Have you ever come across a graph representing radioactive decay or chemical reactions and wondered how scientists determine the half-life from it? Understanding the concept of half-life and being able to calculate it from a graph is of utmost importance in various fields, from nuclear physics to pharmacology. In this article, we will explore the intricacies of determining half-life from a graph and provide you with a comprehensive step-by-step guide. So, let’s dive in and unlock the secrets behind this fascinating calculation!
Understanding Half-Life and Graphs
Before we delve into the process of calculating half-life from a graph, let’s quickly recap what half-life actually means. In simple terms, half-life refers to the time it takes for a substance to decrease by half in quantity. This concept is particularly relevant in the study of radioactive decay, where it helps determine the stability and decay rate of isotopes.
Graphs depicting radioactive decay or chemical reactions provide visual representations of how the quantity of a substance changes over time. These graphs play a crucial role in understanding the behavior and characteristics of different substances. By interpreting the information presented on these graphs, scientists can extract valuable data, including the half-life of a substance.
Steps to Calculate Half-Life from a Graph
Calculating half-life from a graph may seem daunting at first, but fear not! We have broken down the process into simple steps to help you navigate through it with ease:
Step 1: Identify the initial quantity of substance
To initiate the calculation, you need to determine the initial quantity of the substance represented on the graph. This value is typically provided or can be estimated based on the graph’s information.
Step 2: Locate the first data point on the graph
Locate the first data point on the graph, which represents the initial quantity of the substance at time zero. This point will serve as the starting point for your calculations.
Step 3: Determine the time interval corresponding to half the initial quantity
Identify the time interval on the graph that corresponds to half the initial quantity of the substance. This can be estimated by visually dividing the graph into two equal portions or by using specific markers provided on the graph.
Step 4: Find the corresponding data point on the graph
Once you have determined the time interval corresponding to half the initial quantity, locate the corresponding data point on the graph. This point represents the quantity of the substance at the specific time interval you identified in the previous step.
Step 5: Calculate the difference in time between the initial and half-quantity points
Calculate the difference in time between the initial data point (time zero) and the data point representing half the initial quantity. This will give you the time it took for the substance to decrease by half.
Step 6: Repeat steps 3-5 to obtain multiple data points for increased accuracy
To enhance accuracy, repeat steps 3 to 5 multiple times. Identify additional time intervals corresponding to half the initial quantity, locate the corresponding data points, and calculate the time differences. This iterative process helps reduce errors and provides a more reliable estimation of the half-life.
Step 7: Average the obtained time differences to find the half-life
Finally, average the time differences obtained from the previous step to determine the half-life of the substance. This average value represents the time it takes for the substance to decrease by half.

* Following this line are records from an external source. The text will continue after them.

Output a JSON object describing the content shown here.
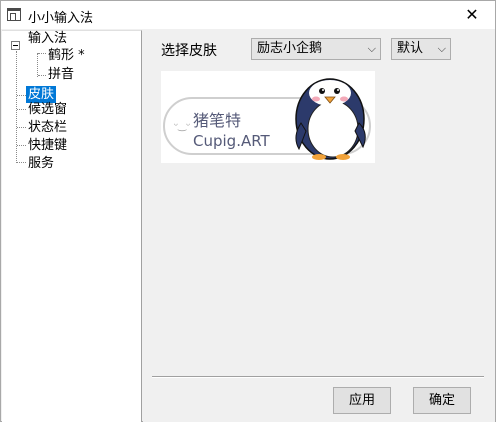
{
  "window": {
    "title": "小小输入法",
    "close_glyph": "✕"
  },
  "sidebar": {
    "items": [
      {
        "label": "输入法"
      },
      {
        "label": "鹤形 *"
      },
      {
        "label": "拼音"
      },
      {
        "label": "皮肤",
        "selected": true
      },
      {
        "label": "候选窗"
      },
      {
        "label": "状态栏"
      },
      {
        "label": "快捷键"
      },
      {
        "label": "服务"
      }
    ]
  },
  "skin": {
    "label": "选择皮肤",
    "skin_select_value": "励志小企鹅",
    "variant_select_value": "默认",
    "dropdown_glyph": "⌵"
  },
  "preview": {
    "line1": "猪笔特",
    "line2": "Cupig.ART",
    "smiley": "ᵕ‿ᵕ"
  },
  "buttons": {
    "apply": "应用",
    "ok": "确定"
  },
  "colors": {
    "selection": "#0078d7",
    "preview_text": "#555a78",
    "penguin_dark": "#2c3a6b",
    "penguin_beak": "#f2a33a"
  }
}
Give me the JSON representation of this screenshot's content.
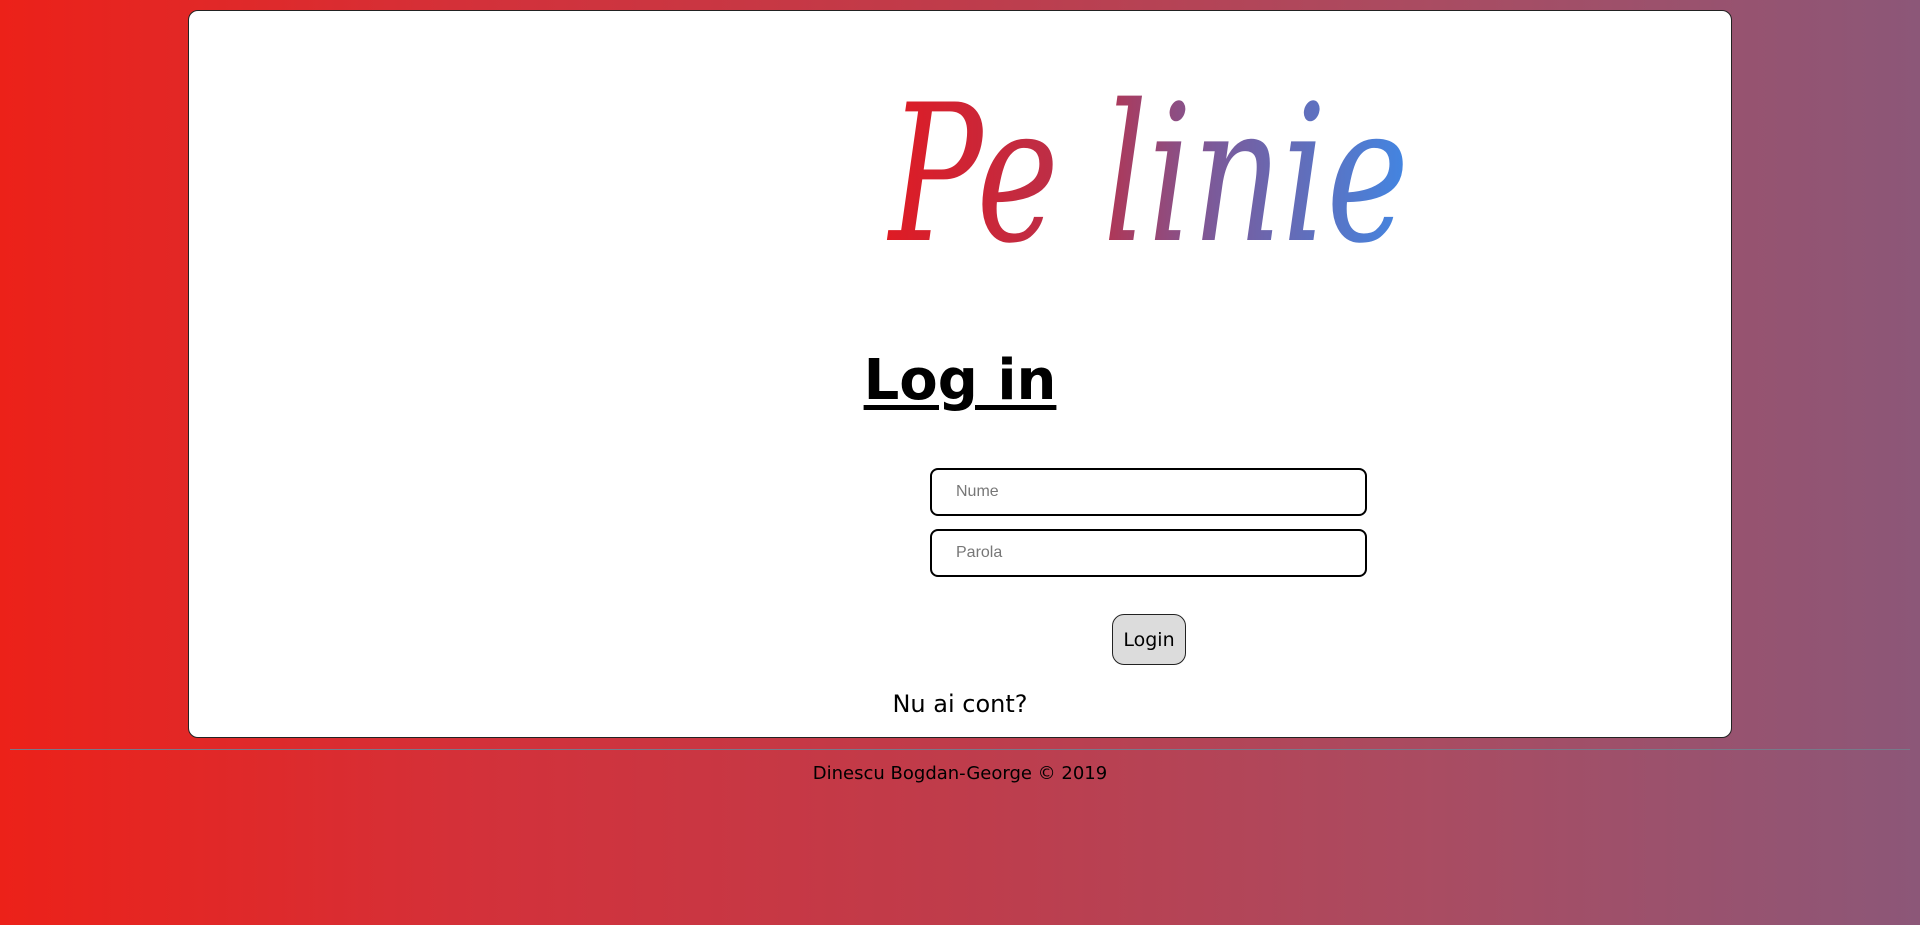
{
  "brand": {
    "logo_text": "Pe linie"
  },
  "login_form": {
    "title": "Log in",
    "username_placeholder": "Nume",
    "password_placeholder": "Parola",
    "submit_label": "Login",
    "signup_prompt": "Nu ai cont?"
  },
  "footer": {
    "copyright": "Dinescu Bogdan-George © 2019"
  },
  "colors": {
    "background_left": "#ec2119",
    "background_right": "#8c5778",
    "logo_red": "#e01a22",
    "logo_purple": "#7b5a9a",
    "logo_blue": "#3f88e6",
    "card": "#ffffff",
    "button": "#dcdcdc"
  }
}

By following these step-by-step instructions, you can confidently calculate the half-life of a substance from a graph and gain valuable insights into its decay or reaction rate.
Frequently Asked Questions (FAQ)

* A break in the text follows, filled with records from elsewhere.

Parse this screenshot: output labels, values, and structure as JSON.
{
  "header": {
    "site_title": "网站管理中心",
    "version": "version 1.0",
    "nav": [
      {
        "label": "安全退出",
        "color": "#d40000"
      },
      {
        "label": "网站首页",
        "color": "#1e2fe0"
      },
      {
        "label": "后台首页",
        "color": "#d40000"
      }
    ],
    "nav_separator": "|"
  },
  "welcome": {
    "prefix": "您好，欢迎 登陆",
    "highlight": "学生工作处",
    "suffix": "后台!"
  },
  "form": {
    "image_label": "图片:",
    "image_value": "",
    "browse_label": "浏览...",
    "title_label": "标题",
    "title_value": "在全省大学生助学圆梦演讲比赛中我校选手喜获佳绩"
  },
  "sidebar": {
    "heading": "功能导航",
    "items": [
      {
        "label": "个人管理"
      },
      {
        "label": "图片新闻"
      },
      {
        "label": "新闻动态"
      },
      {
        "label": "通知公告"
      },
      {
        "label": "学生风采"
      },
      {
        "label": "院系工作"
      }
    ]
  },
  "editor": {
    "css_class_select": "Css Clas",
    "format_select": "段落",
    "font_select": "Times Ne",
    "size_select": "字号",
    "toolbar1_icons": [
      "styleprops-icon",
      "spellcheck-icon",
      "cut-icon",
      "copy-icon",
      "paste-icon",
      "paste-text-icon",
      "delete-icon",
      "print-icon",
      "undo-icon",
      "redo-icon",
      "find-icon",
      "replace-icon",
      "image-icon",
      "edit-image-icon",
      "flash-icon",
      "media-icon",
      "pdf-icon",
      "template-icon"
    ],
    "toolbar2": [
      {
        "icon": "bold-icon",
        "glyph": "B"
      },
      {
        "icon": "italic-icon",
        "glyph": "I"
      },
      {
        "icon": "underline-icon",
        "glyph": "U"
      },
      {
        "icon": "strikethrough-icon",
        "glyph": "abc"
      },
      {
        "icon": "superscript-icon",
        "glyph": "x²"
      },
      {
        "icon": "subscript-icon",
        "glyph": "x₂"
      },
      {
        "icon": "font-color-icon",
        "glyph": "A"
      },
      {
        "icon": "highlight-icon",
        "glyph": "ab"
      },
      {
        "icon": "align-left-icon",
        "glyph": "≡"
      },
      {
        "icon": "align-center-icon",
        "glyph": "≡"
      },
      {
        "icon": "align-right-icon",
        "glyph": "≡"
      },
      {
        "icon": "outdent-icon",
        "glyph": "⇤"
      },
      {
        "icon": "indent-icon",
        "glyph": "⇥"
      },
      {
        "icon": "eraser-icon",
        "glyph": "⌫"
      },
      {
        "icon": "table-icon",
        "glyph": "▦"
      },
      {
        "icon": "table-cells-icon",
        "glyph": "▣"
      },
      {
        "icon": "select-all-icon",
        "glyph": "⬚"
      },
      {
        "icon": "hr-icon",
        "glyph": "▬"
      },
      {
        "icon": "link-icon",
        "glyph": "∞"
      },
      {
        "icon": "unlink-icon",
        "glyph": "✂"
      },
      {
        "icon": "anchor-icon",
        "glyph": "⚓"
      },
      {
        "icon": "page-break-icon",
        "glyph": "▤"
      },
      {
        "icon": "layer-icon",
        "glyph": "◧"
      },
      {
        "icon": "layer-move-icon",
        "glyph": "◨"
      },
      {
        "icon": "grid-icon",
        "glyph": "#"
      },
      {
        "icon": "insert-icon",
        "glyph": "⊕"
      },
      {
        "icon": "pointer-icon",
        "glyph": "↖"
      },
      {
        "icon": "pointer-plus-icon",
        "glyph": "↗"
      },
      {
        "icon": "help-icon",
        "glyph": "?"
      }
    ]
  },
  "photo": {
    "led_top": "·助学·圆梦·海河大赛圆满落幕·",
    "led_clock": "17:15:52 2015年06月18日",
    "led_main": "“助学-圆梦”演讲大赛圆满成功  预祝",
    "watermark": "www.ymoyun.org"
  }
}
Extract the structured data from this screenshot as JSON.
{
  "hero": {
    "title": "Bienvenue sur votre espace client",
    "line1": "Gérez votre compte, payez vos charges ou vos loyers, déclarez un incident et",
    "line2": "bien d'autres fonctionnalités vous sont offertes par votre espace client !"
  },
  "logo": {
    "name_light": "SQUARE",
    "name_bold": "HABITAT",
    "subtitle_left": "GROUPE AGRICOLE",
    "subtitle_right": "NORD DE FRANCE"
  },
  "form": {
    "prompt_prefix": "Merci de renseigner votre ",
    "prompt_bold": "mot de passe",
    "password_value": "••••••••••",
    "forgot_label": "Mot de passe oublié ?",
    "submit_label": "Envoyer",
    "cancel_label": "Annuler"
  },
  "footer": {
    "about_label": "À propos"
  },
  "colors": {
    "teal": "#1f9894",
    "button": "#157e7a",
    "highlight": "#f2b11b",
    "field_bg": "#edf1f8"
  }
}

1. Is it possible to calculate half-life without a graph?
While graphs provide a visual representation that simplifies the calculation process, it is indeed possible to calculate half-life without a graph. However, it requires additional data points and a more complex approach, involving mathematical equations and calculations beyond the scope of this article.

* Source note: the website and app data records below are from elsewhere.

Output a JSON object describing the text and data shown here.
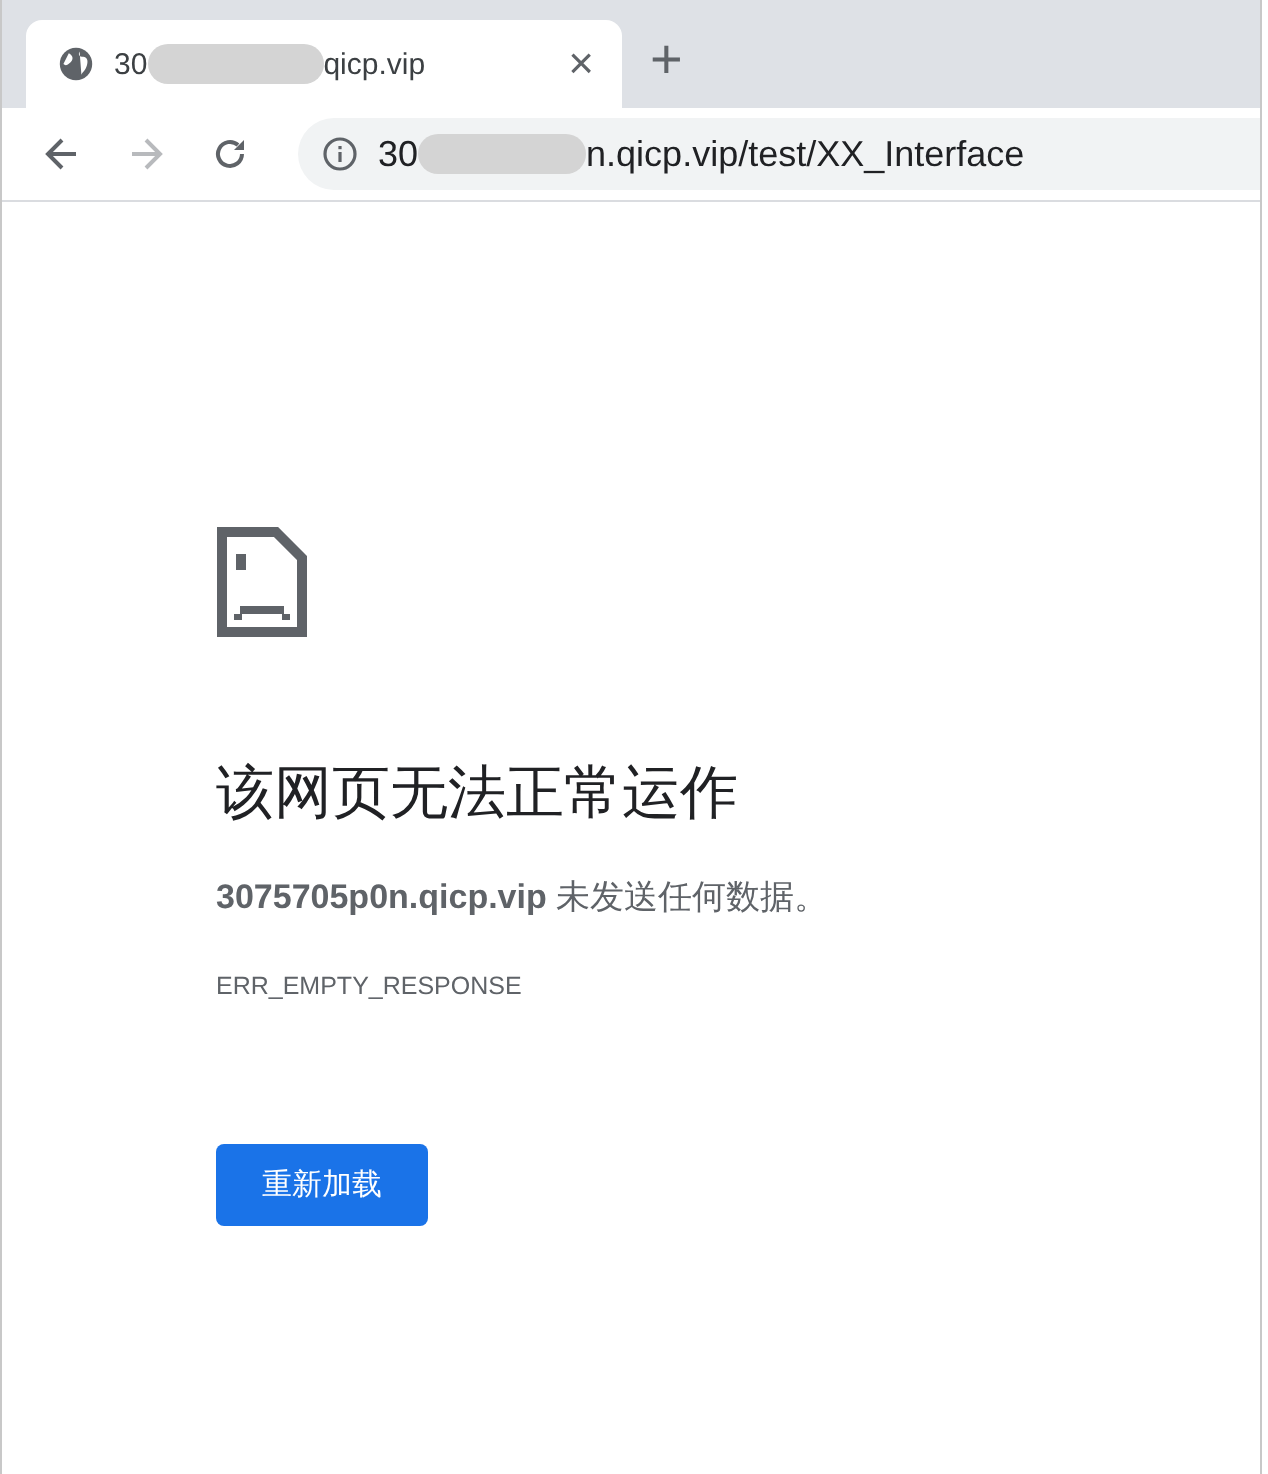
{
  "tab": {
    "title_start": "30",
    "title_end": "qicp.vip",
    "close": "×",
    "selected": true
  },
  "new_tab": "+",
  "address": {
    "url_start": "30",
    "url_end": "n.qicp.vip/test/XX_Interface"
  },
  "nav": {
    "back_disabled": false,
    "forward_disabled": true
  },
  "error": {
    "title": "该网页无法正常运作",
    "message": "**3075705p0n.qicp.vip** 未发送任何数据。",
    "code": "ERR_EMPTY_RESPONSE",
    "button": "重新加载"
  }
}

2. Can the graph’s shape affect the accuracy of determining half-life?
Yes, the shape of the graph can impact the accuracy of determining the half-life. Ideally, the graph should exhibit a clear exponential decay pattern, enabling easy identification of half the initial quantity. However, in cases where the graph deviates from an ideal pattern, additional analysis and approximation techniques may be necessary to estimate the half-life accurately.
3. What if the graph does not have a clear exponential decay pattern?
If the graph does not display a clear exponential decay pattern, determining the half-life becomes more challenging. In such cases, it is advisable to consult experts in the field or utilize advanced mathematical models that can better approximate the decay rate and half-life of the substance.
4. Are there any limitations to this method?
While calculating half-life from a graph is a widely used method, it does have certain limitations. One limitation is the assumption that the substance follows a simple exponential decay or reaction pattern. In reality, many substances may exhibit more complex behaviors, requiring sophisticated mathematical models for accurate calculations.
5. Can half-life be calculated for non-radioactive substances?
Yes, half-life calculations are not exclusive to radioactive substances. The concept of half-life can be applied to various processes, such as chemical reactions or degradation of certain substances. By analyzing the change in quantity over time, scientists can determine the half-life of non-radioactive substances as well.
In conclusion, understanding how to calculate half-life from a graph is an essential skill for researchers, scientists, and professionals across various fields. By following the step-by-step guide provided in this article, you can confidently determine the half-life of a substance, gain insights into its decay or reaction rate, and contribute to advancements in your respective field. So, next time you come across a graph depicting radioactive decay or chemical reactions, remember the valuable information it holds and the fascinating calculations you can perform to unlock its secrets.